The history of our University you know so far. Seven of the ten pavilions destined for the Professors, and about thirty dormitories, will be completed this year, and three others, with six hotels for boarding, and seventy other dormitories, will be completed the next year, and the whole be in readiness then to receive those vol. IV.
who are to occupy them. But means to bring these into place, and to set the machine into motion, must come from the legislature. An opposition, in the mean time, has been got up. That of our alma mater, William and Mary, is not of much weight. She must descend into the secondary rank of academies of preparation for the University. The serious enemies are the priests of the different religious sects, to whose spells on the human mind íts improvement is ominous. Their pulpits are now resounding with denunciations against the appointment of Doctor Cooper, whom they charge as a monotheist in opposition to their tritheism. Hostile as these sects are, in every other point, to one another, they unite in maintaining their mystical theogony against those who believe there is one God only. The Presbyterian clergy are loudest; the most intolerant of all sects, the most tyrannical and ambitious; ready at the word of the lawgiver, if such a word could be now obtained, to put the torch to the pile, and to rekindle in this virgin hemisphere the flames in which their oracle Calvin consumed the poor Servetus, because he could not find in his Euclid the proposition which has demonstrated that three are one, and one is three, nor subscribe to that of Calvin, that magistrates have a right to exterminate all heretics to Calvinistic creed. They pant to re-establish, by law, that holy inquisition, which they can now only infuse into public opinion. We have most unwisely committed to the hierophants of our particular. superstition the direction of public opinion, that lord of the universe. We have given them stated and privileged days to collect and catechize us, opportunities of delivering their oracles to the people in mass, and of moulding their minds as wax in the hollow of their hands. But in despite of their fulminations against endeavors to enlighten the general mind, to improve the reason of the people, and encourage them in the use of it, the liberality of this State will support this institution, and give fair play to the cultivation of reason. Can you ever find a more eligible occasion of visiting once more your native country, than that of accompanying Mr. Correa, and of seeing with him this beautiful and hopeful institution in ovo?
Although I had laid down as a law to myself, never to write, talk, or even think of politics, to know nothing of public affairs, and therefore had ceased to read newspapers, yet the Missouri question aroused and filled me with aların. The old schism of federal and republican threatened nothing, because it existed in every State, and united them together by the fraternism of party.
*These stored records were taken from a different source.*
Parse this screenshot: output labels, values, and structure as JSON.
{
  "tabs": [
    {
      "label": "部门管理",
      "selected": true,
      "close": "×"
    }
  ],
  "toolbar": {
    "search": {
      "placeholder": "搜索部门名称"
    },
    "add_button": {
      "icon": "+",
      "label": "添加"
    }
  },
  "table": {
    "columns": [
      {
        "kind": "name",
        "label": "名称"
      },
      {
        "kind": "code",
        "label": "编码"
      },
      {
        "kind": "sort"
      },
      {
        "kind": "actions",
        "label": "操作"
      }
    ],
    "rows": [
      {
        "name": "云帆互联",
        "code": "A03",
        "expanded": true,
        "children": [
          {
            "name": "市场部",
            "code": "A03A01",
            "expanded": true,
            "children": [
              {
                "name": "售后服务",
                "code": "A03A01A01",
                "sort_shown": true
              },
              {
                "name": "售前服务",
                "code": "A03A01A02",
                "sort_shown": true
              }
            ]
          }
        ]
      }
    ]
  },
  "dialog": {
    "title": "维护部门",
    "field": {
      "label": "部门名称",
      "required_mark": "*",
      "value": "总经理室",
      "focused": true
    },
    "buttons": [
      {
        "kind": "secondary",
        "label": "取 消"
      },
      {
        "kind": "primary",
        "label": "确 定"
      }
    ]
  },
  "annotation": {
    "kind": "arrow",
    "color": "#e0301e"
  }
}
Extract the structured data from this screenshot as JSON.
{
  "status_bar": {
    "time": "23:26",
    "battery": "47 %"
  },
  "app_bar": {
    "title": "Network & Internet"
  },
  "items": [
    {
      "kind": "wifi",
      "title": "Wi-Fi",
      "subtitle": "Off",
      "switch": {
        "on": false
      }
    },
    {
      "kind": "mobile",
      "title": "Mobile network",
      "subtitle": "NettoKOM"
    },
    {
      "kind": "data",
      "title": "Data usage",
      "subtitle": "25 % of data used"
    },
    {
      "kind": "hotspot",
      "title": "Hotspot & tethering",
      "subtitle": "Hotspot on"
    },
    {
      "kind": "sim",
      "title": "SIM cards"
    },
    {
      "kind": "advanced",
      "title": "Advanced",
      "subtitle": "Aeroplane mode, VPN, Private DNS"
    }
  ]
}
But the coincidence of a marked principle, moral and political, with a geographical line, once conceived, I feared would never more be obliterated from the mind ; that it would be recurring on